Happy Birthday: Tetris


Tetris turned 25 yesterday (or today, depending on where you sit on the international date line). 25 years ago Russian progammer Aleksei Pazhitnov sat down and wrote the most addictive game ever.

It is arguably the greatest Russian invention ever. Greater even than the Great Moscow Circus.

The Guardian has a great feature on the game to celebrate the milestone.

Twenty-five years ago, inside the bowels of the Soviet Academy of Sciences in Moscow, a young artificial intelligence researcher received his first desktop computer – the Soviet-built Elektronika 60, a copy of an American minicomputer called a PDP-11 – and began writing programs for it.

But not numerical ones.
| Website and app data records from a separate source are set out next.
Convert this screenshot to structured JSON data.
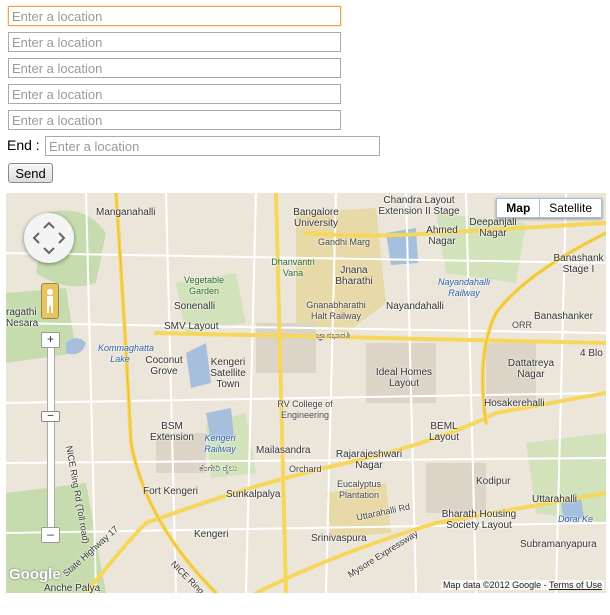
{
  "form": {
    "location_placeholder": "Enter a location",
    "end_label": "End :",
    "send_label": "Send"
  },
  "map": {
    "type_map": "Map",
    "type_satellite": "Satellite",
    "google": "Google",
    "attribution": "Map data ©2012 Google -",
    "terms": "Terms of Use",
    "labels": {
      "manganahalli": "Manganahalli",
      "bangalore_univ": "Bangalore University",
      "chandra_layout": "Chandra Layout Extension II Stage",
      "deepanjali": "Deepanjali Nagar",
      "ahmed": "Ahmed Nagar",
      "banashankari_3": "Banashank Stage I",
      "gandhi_marg": "Gandhi Marg",
      "dhanvantri": "Dhanvantri Vana",
      "jnana": "Jnana Bharathi",
      "nayandahalli_rly": "Nayandahalli Railway",
      "vegetable": "Vegetable Garden",
      "sonenalli": "Sonenalli",
      "gnana_halt": "Gnanabharathi Halt Railway",
      "gnana_kannada": "ಜ್ಞಾನಭಾರತಿ",
      "nayandahalli": "Nayandahalli",
      "banashankari": "Banashanker",
      "pragathi": "ragathi Nesara",
      "smv": "SMV Layout",
      "orr": "ORR",
      "kommaghatta": "Kommaghatta Lake",
      "coconut": "Coconut Grove",
      "ideal": "Ideal Homes Layout",
      "dattatreya": "Dattatreya Nagar",
      "four_block": "4 Blo",
      "kengeri_sat": "Kengeri Satellite Town",
      "rv_college": "RV College of Engineering",
      "hosakerehalli": "Hosakerehalli",
      "bsm": "BSM Extension",
      "kengeri_rly": "Kengeri Railway",
      "kengeri_rly_kn": "ಕೆಂಗೇರಿ ರೈಲು",
      "beml": "BEML Layout",
      "mailasandra": "Mailasandra",
      "rajarajeshwari": "Rajarajeshwari Nagar",
      "orchard": "Orchard",
      "nice_ring": "NICE Ring Rd (Toll road)",
      "eucalyptus": "Eucalyptus Plantation",
      "kodipur": "Kodipur",
      "fort_kengeri": "Fort Kengeri",
      "sunkalpalya": "Sunkalpalya",
      "uttarahalli": "Uttarahalli",
      "uttarahalli_rd": "Uttarahalli Rd",
      "bharath": "Bharath Housing Society Layout",
      "dorai": "Dorai Ke",
      "kengeri": "Kengeri",
      "srinivaspura": "Srinivaspura",
      "subramanyapura": "Subramanyapura",
      "state_hwy": "State Highway 17",
      "nice_ring2": "NICE Ring",
      "mysore_exp": "Mysore Expressway",
      "anche": "Anche Palya"
    }
  },
  "colors": {
    "focus_border": "#e6a84a",
    "map_bg": "#efe9de",
    "road_yellow": "#f6d75b",
    "water": "#a5bfdd",
    "park": "#c6dcae",
    "campus": "#e8d9a8"
  }
}
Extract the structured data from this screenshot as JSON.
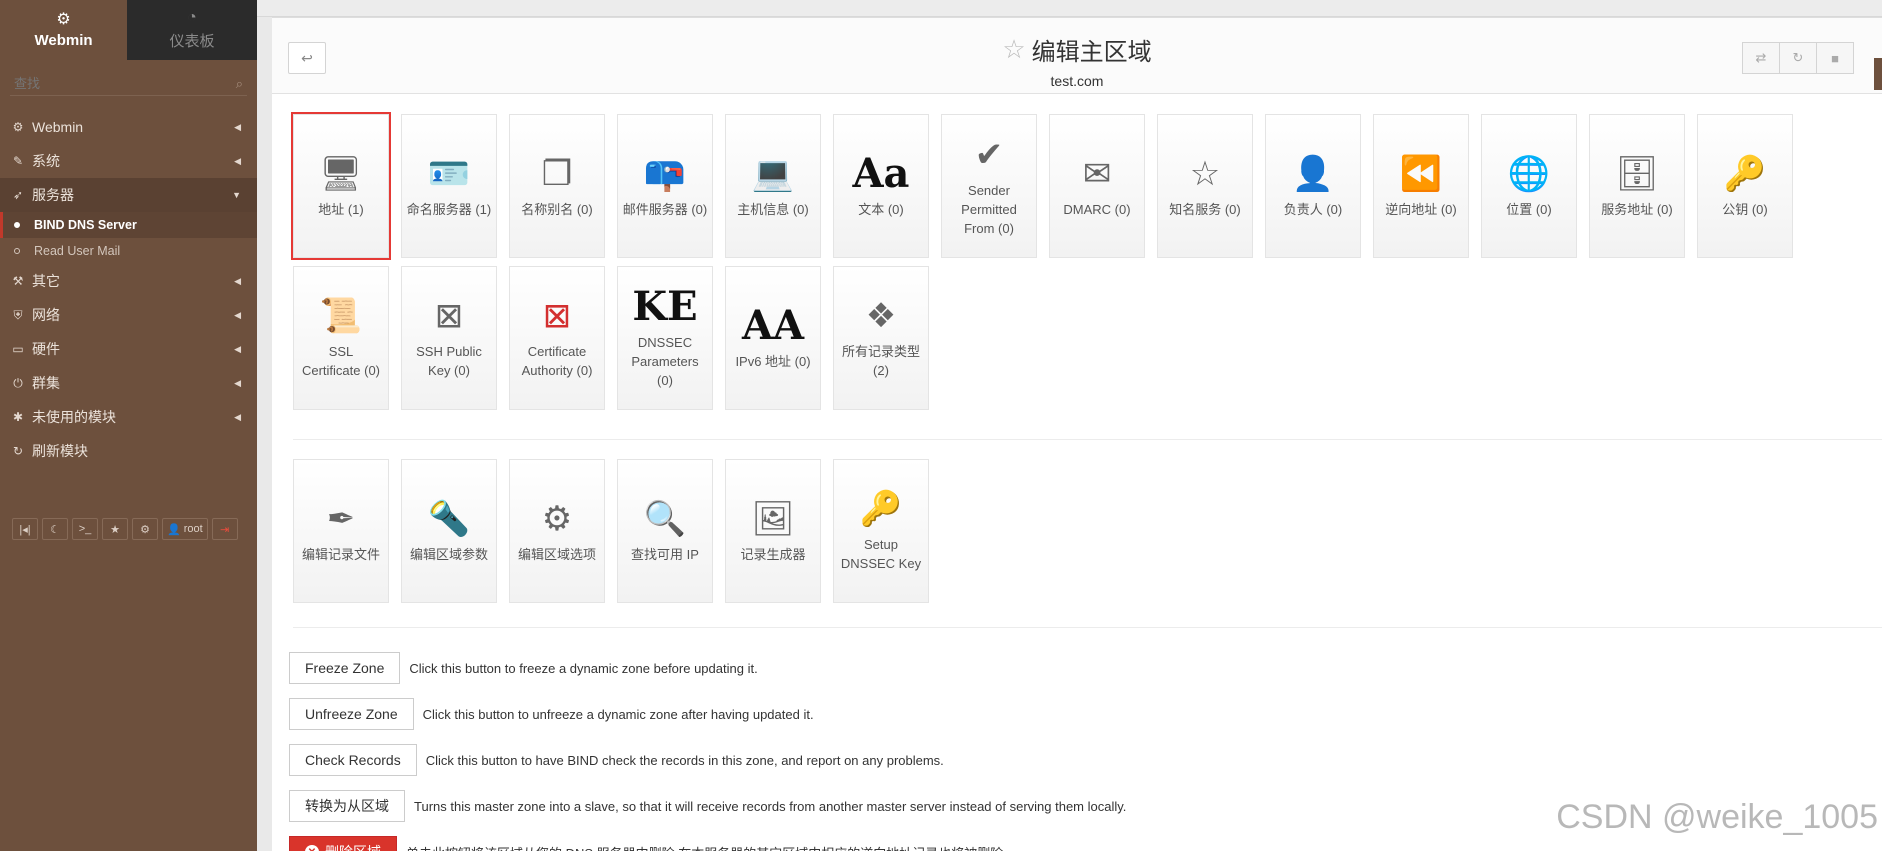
{
  "sidebar": {
    "brand_label": "Webmin",
    "dashboard_label": "仪表板",
    "search_placeholder": "查找",
    "items": [
      {
        "label": "Webmin",
        "icon": "gear-icon"
      },
      {
        "label": "系统",
        "icon": "wrench-icon"
      },
      {
        "label": "服务器",
        "icon": "rocket-icon"
      },
      {
        "label": "其它",
        "icon": "hammer-icon"
      },
      {
        "label": "网络",
        "icon": "shield-icon"
      },
      {
        "label": "硬件",
        "icon": "hdd-icon"
      },
      {
        "label": "群集",
        "icon": "power-icon"
      },
      {
        "label": "未使用的模块",
        "icon": "puzzle-icon"
      },
      {
        "label": "刷新模块",
        "icon": "refresh-icon"
      }
    ],
    "subitems": [
      {
        "label": "BIND DNS Server"
      },
      {
        "label": "Read User Mail"
      }
    ],
    "toolbar_user": "root"
  },
  "header": {
    "title": "编辑主区域",
    "subtitle": "test.com"
  },
  "records": [
    {
      "label": "地址 (1)",
      "icon": "computer-icon"
    },
    {
      "label": "命名服务器 (1)",
      "icon": "nameserver-card-icon"
    },
    {
      "label": "名称别名 (0)",
      "icon": "alias-windows-icon"
    },
    {
      "label": "邮件服务器 (0)",
      "icon": "mailbox-icon"
    },
    {
      "label": "主机信息 (0)",
      "icon": "laptop-icon"
    },
    {
      "label": "文本 (0)",
      "icon": "text-icon",
      "glyph": "Aa"
    },
    {
      "label": "Sender Permitted From (0)",
      "icon": "checkmark-tools-icon"
    },
    {
      "label": "DMARC (0)",
      "icon": "dmarc-card-icon"
    },
    {
      "label": "知名服务 (0)",
      "icon": "star-icon"
    },
    {
      "label": "负责人 (0)",
      "icon": "person-icon"
    },
    {
      "label": "逆向地址 (0)",
      "icon": "rewind-icon"
    },
    {
      "label": "位置 (0)",
      "icon": "globe-icon"
    },
    {
      "label": "服务地址 (0)",
      "icon": "server-icon"
    },
    {
      "label": "公钥 (0)",
      "icon": "key-icon"
    },
    {
      "label": "SSL Certificate (0)",
      "icon": "certificate-text-icon"
    },
    {
      "label": "SSH Public Key (0)",
      "icon": "image-not-found-icon"
    },
    {
      "label": "Certificate Authority (0)",
      "icon": "image-not-found-icon"
    },
    {
      "label": "DNSSEC Parameters (0)",
      "icon": "dnssec-icon",
      "glyph": "KE"
    },
    {
      "label": "IPv6 地址 (0)",
      "icon": "ipv6-icon",
      "glyph": "AA"
    },
    {
      "label": "所有记录类型 (2)",
      "icon": "cubes-icon"
    }
  ],
  "tools": [
    {
      "label": "编辑记录文件",
      "icon": "quill-icon"
    },
    {
      "label": "编辑区域参数",
      "icon": "lamp-icon"
    },
    {
      "label": "编辑区域选项",
      "icon": "gear-icon"
    },
    {
      "label": "查找可用 IP",
      "icon": "magnifier-icon"
    },
    {
      "label": "记录生成器",
      "icon": "generator-screen-icon"
    },
    {
      "label": "Setup DNSSEC Key",
      "icon": "key-icon"
    }
  ],
  "actions": [
    {
      "button": "Freeze Zone",
      "desc": "Click this button to freeze a dynamic zone before updating it."
    },
    {
      "button": "Unfreeze Zone",
      "desc": "Click this button to unfreeze a dynamic zone after having updated it."
    },
    {
      "button": "Check Records",
      "desc": "Click this button to have BIND check the records in this zone, and report on any problems."
    },
    {
      "button": "转换为从区域",
      "desc": "Turns this master zone into a slave, so that it will receive records from another master server instead of serving them locally."
    },
    {
      "button": "删除区域",
      "desc": "单击此按钮将该区域从您的 DNS 服务器中删除.在本服务器的其它区域中相应的逆向地址记录也将被删除."
    }
  ],
  "watermark": "CSDN @weike_1005",
  "colors": {
    "sidebar": "#6d503d",
    "accent": "#d9342b",
    "selected_outline": "#e53935"
  }
}
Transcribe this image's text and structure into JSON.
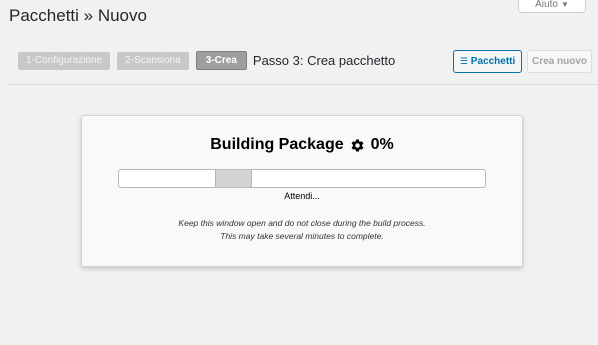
{
  "header": {
    "title": "Pacchetti » Nuovo",
    "help_label": "Aiuto",
    "help_caret": "▼"
  },
  "steps": {
    "items": [
      {
        "label": "1-Configurazione"
      },
      {
        "label": "2-Scansiona"
      },
      {
        "label": "3-Crea"
      }
    ],
    "caption": "Passo 3: Crea pacchetto"
  },
  "toolbar": {
    "packages_label": "Pacchetti",
    "packages_icon": "list-icon",
    "new_label": "Crea nuovo"
  },
  "build": {
    "title": "Building Package",
    "icon": "gear-icon",
    "percent": "0%",
    "progress_fraction": 0,
    "wait_text": "Attendi...",
    "note_line1": "Keep this window open and do not close during the build process.",
    "note_line2": "This may take several minutes to complete."
  },
  "colors": {
    "accent": "#0073aa",
    "background": "#f1f1f1"
  }
}
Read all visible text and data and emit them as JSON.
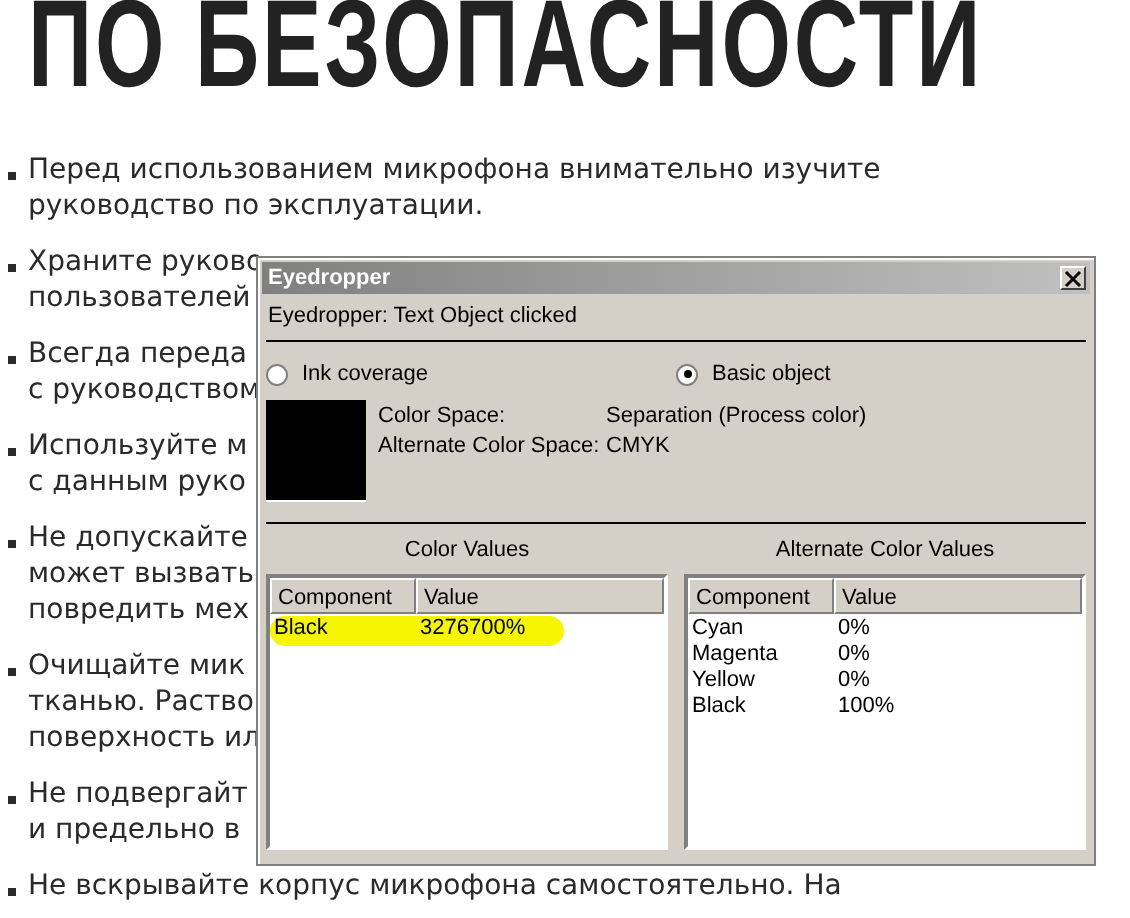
{
  "document": {
    "heading": "ПО БЕЗОПАСНОСТИ",
    "bullets": [
      {
        "lines": [
          "Перед использованием микрофона внимательно изучите",
          "руководство по эксплуатации."
        ]
      },
      {
        "lines": [
          "Храните руково",
          "пользователей"
        ]
      },
      {
        "lines": [
          "Всегда переда",
          "с руководством"
        ]
      },
      {
        "lines": [
          "Используйте м",
          "с данным руко"
        ]
      },
      {
        "lines": [
          "Не допускайте",
          "может вызвать",
          "повредить мех"
        ]
      },
      {
        "lines": [
          "Очищайте мик",
          "тканью. Раство",
          "поверхность ил"
        ]
      },
      {
        "lines": [
          "Не подвергайт",
          "и предельно в"
        ]
      },
      {
        "lines": [
          "Не вскрывайте корпус микрофона самостоятельно. На"
        ]
      }
    ]
  },
  "dialog": {
    "title": "Eyedropper",
    "status": "Eyedropper: Text Object clicked",
    "modes": [
      {
        "label": "Ink coverage",
        "selected": false
      },
      {
        "label": "Basic object",
        "selected": true
      }
    ],
    "properties": [
      {
        "label": "Color Space:",
        "value": "Separation (Process color)"
      },
      {
        "label": "Alternate Color Space:",
        "value": "CMYK"
      }
    ],
    "panels": [
      {
        "title": "Color Values",
        "columns": [
          "Component",
          "Value"
        ],
        "rows": [
          {
            "cells": [
              "Black",
              "3276700%"
            ],
            "highlighted": true
          }
        ]
      },
      {
        "title": "Alternate Color Values",
        "columns": [
          "Component",
          "Value"
        ],
        "rows": [
          {
            "cells": [
              "Cyan",
              "0%"
            ],
            "highlighted": false
          },
          {
            "cells": [
              "Magenta",
              "0%"
            ],
            "highlighted": false
          },
          {
            "cells": [
              "Yellow",
              "0%"
            ],
            "highlighted": false
          },
          {
            "cells": [
              "Black",
              "100%"
            ],
            "highlighted": false
          }
        ]
      }
    ]
  }
}
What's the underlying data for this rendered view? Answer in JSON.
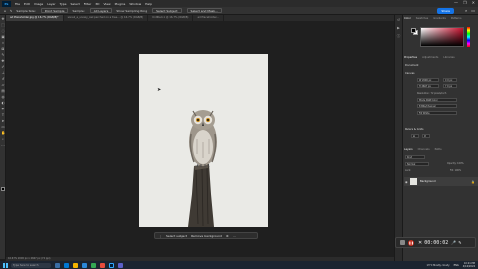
{
  "app": {
    "logo": "Ps",
    "menu": [
      "File",
      "Edit",
      "Image",
      "Layer",
      "Type",
      "Select",
      "Filter",
      "3D",
      "View",
      "Plugins",
      "Window",
      "Help"
    ],
    "window_controls": [
      "—",
      "❐",
      "✕"
    ]
  },
  "options_bar": {
    "items": [
      "Sample Size:",
      "Point Sample",
      "Sample:",
      "All Layers",
      "Show Sampling Ring"
    ],
    "buttons": [
      "Select Subject",
      "Select and Mask..."
    ],
    "share_label": "Share"
  },
  "doc_tabs": [
    {
      "label": "ad Placeholder.jpg @ 16.7% (RGB/8)*",
      "active": true
    },
    {
      "label": "soneli_a_snowy_owl perched on a tree... @ 16.7% (RGB/8)",
      "active": false
    },
    {
      "label": "Untitled-1 @ 16.7% (RGB/8)",
      "active": false
    },
    {
      "label": "ad Placeholder...",
      "active": false
    }
  ],
  "contextual_bar": {
    "select_subject": "Select subject",
    "remove_bg": "Remove background"
  },
  "status_text": "16.67%    2000 px x 2667 px (72 ppi)",
  "panels": {
    "top_tabs": [
      "Color",
      "Swatches",
      "Gradients",
      "Patterns"
    ],
    "props_tabs": [
      "Properties",
      "Adjustments",
      "Libraries"
    ],
    "document_label": "Document",
    "canvas_label": "Canvas",
    "width": "W 2000 px",
    "height": "H 2667 px",
    "x": "X 0 px",
    "y": "Y 0 px",
    "resolution": "Resolution: 72 pixels/inch",
    "mode": "Mode  RGB Color",
    "bit_depth": "8 Bits/Channel",
    "fill": "Fill  White",
    "rulers_label": "Rulers & Grids",
    "layers_tabs": [
      "Layers",
      "Channels",
      "Paths"
    ],
    "layer_kind": "Kind",
    "blend": "Normal",
    "opacity": "Opacity: 100%",
    "fill_pct": "Fill: 100%",
    "lock_label": "Lock:",
    "layer_name": "Background"
  },
  "recorder": {
    "time": "00:00:02"
  },
  "taskbar": {
    "search_placeholder": "Type here to search",
    "weather": "13°C  Mostly cloudy",
    "lang": "ENG",
    "time": "10:21 PM",
    "date": "4/16/2024"
  },
  "colors": {
    "accent": "#1473e6",
    "record": "#c42b1c"
  }
}
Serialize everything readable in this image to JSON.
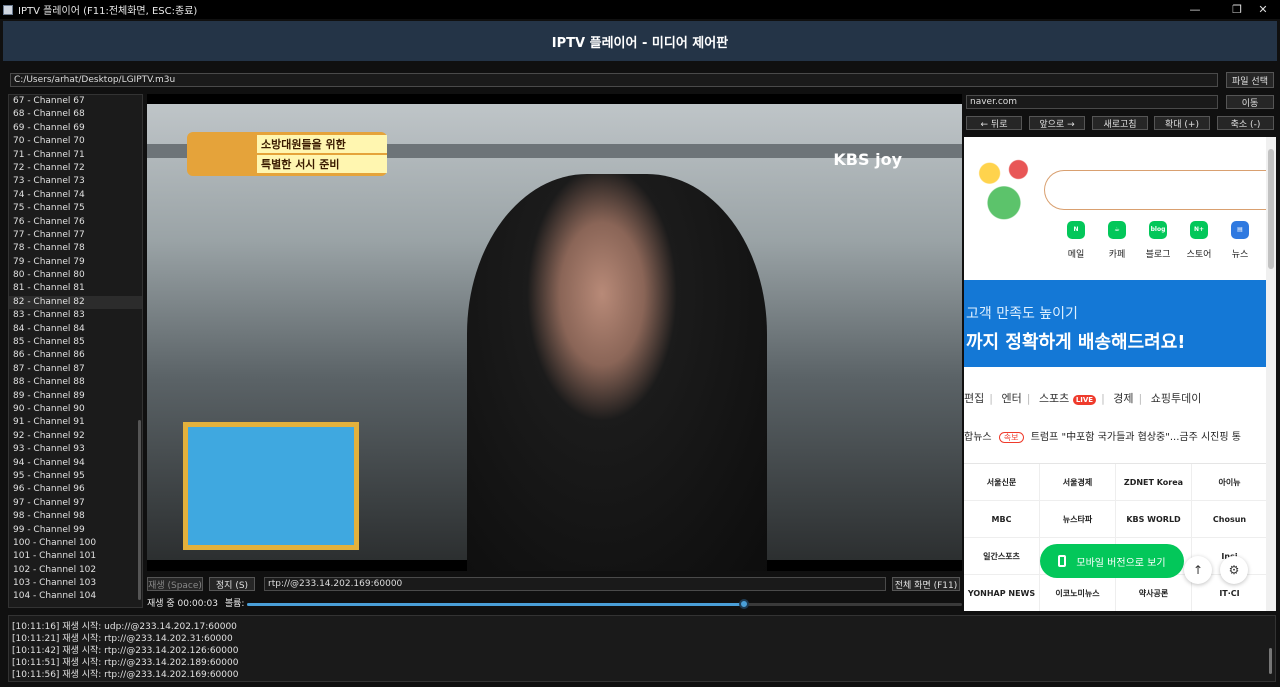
{
  "window": {
    "title": "IPTV 플레이어 (F11:전체화면, ESC:종료)",
    "minimize": "—",
    "maximize": "❐",
    "close": "✕"
  },
  "header": {
    "title": "IPTV 플레이어 - 미디어 제어판"
  },
  "file": {
    "path": "C:/Users/arhat/Desktop/LGIPTV.m3u",
    "select_label": "파일 선택"
  },
  "channels": {
    "selected_index": 15,
    "items": [
      "67 - Channel 67",
      "68 - Channel 68",
      "69 - Channel 69",
      "70 - Channel 70",
      "71 - Channel 71",
      "72 - Channel 72",
      "73 - Channel 73",
      "74 - Channel 74",
      "75 - Channel 75",
      "76 - Channel 76",
      "77 - Channel 77",
      "78 - Channel 78",
      "79 - Channel 79",
      "80 - Channel 80",
      "81 - Channel 81",
      "82 - Channel 82",
      "83 - Channel 83",
      "84 - Channel 84",
      "85 - Channel 85",
      "86 - Channel 86",
      "87 - Channel 87",
      "88 - Channel 88",
      "89 - Channel 89",
      "90 - Channel 90",
      "91 - Channel 91",
      "92 - Channel 92",
      "93 - Channel 93",
      "94 - Channel 94",
      "95 - Channel 95",
      "96 - Channel 96",
      "97 - Channel 97",
      "98 - Channel 98",
      "99 - Channel 99",
      "100 - Channel 100",
      "101 - Channel 101",
      "102 - Channel 102",
      "103 - Channel 103",
      "104 - Channel 104"
    ]
  },
  "video": {
    "logo_line1": "소방대원들을 위한",
    "logo_line2": "특별한 서시 준비",
    "broadcaster": "KBS joy"
  },
  "controls": {
    "play_label": "재생 (Space)",
    "stop_label": "정지 (S)",
    "stream_url": "rtp://@233.14.202.169:60000",
    "fullscreen_label": "전체 화면 (F11)",
    "status": "재생 중 00:00:03",
    "volume_label": "볼륨:",
    "volume_fraction": 0.695
  },
  "browser": {
    "url": "naver.com",
    "go_label": "이동",
    "back_label": "← 뒤로",
    "forward_label": "앞으로 →",
    "refresh_label": "새로고침",
    "zoom_in_label": "확대 (+)",
    "zoom_out_label": "축소 (-)",
    "services": [
      {
        "label": "메일",
        "icon": "N",
        "color": "#03c75a"
      },
      {
        "label": "카페",
        "icon": "☕",
        "color": "#03c75a"
      },
      {
        "label": "블로그",
        "icon": "blog",
        "color": "#03c75a"
      },
      {
        "label": "스토어",
        "icon": "N+",
        "color": "#03c75a"
      },
      {
        "label": "뉴스",
        "icon": "▤",
        "color": "#2f79e0"
      }
    ],
    "banner_line1": "고객 만족도 높이기",
    "banner_line2": "까지 정확하게 배송해드려요!",
    "tabs": [
      "편집",
      "엔터",
      "스포츠",
      "경제",
      "쇼핑투데이"
    ],
    "live_badge": "LIVE",
    "news_prefix": "합뉴스",
    "news_badge": "속보",
    "news_headline": "트럼프 \"中포함 국가들과 협상중\"...금주 시진핑 통",
    "press": [
      "서울신문",
      "서울경제",
      "ZDNET Korea",
      "아이뉴",
      "MBC",
      "뉴스타파",
      "KBS WORLD",
      "Chosun",
      "일간스포츠",
      "",
      "",
      "Insi",
      "YONHAP NEWS",
      "이코노미뉴스",
      "약사공론",
      "IT·CI"
    ],
    "mobile_label": "모바일 버전으로 보기",
    "top_icon": "↑",
    "settings_icon": "⚙"
  },
  "log": {
    "lines": [
      "[10:11:16] 재생 시작: udp://@233.14.202.17:60000",
      "[10:11:21] 재생 시작: rtp://@233.14.202.31:60000",
      "[10:11:42] 재생 시작: rtp://@233.14.202.126:60000",
      "[10:11:51] 재생 시작: rtp://@233.14.202.189:60000",
      "[10:11:56] 재생 시작: rtp://@233.14.202.169:60000"
    ]
  }
}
He ended up creating one that would infest the dreams of those who played it, spurring addictions and even the suspicion that it was a Russian plot to divert the youth of America in a pointless exercise.

Here’s what it originally looked like…

And here’s what the creator looked like in 1989…

And here’s what he looks like now (on the right)…

And here are all my previous Tetris posts to mark the occasion.